### Exercise data
•••••
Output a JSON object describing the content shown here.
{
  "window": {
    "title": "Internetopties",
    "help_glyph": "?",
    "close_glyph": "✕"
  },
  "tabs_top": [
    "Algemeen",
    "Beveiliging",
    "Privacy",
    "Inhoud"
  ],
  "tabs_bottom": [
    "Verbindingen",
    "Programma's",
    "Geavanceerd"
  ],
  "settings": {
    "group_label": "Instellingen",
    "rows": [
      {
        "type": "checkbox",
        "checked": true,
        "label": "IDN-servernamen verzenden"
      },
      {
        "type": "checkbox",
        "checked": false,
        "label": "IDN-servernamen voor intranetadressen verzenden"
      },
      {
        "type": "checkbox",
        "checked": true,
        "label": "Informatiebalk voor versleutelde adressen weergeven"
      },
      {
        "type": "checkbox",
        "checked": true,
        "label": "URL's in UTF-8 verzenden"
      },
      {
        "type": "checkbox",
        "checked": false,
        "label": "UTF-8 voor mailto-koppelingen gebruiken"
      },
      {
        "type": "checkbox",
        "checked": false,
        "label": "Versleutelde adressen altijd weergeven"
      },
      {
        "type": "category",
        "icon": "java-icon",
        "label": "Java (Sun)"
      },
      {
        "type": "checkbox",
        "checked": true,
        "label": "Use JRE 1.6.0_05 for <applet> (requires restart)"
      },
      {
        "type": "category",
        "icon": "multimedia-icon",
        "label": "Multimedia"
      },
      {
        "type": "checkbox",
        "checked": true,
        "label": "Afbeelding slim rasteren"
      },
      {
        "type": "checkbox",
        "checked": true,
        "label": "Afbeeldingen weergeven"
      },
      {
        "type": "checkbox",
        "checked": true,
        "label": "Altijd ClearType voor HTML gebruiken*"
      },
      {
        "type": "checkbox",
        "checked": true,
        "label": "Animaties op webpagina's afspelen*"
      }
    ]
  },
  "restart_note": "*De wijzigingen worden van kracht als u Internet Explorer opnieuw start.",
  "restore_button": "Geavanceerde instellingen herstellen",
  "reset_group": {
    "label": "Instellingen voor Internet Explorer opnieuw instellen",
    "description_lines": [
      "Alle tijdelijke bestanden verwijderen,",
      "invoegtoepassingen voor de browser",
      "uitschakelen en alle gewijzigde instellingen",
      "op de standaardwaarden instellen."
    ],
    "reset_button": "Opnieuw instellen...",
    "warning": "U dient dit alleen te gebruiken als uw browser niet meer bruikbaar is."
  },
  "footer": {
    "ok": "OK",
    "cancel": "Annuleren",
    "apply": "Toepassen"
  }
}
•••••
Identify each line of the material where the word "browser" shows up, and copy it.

### Written solution
      "invoegtoepassingen voor de browser",
    "warning": "U dient dit alleen te gebruiken als uw browser niet meer bruikbaar is."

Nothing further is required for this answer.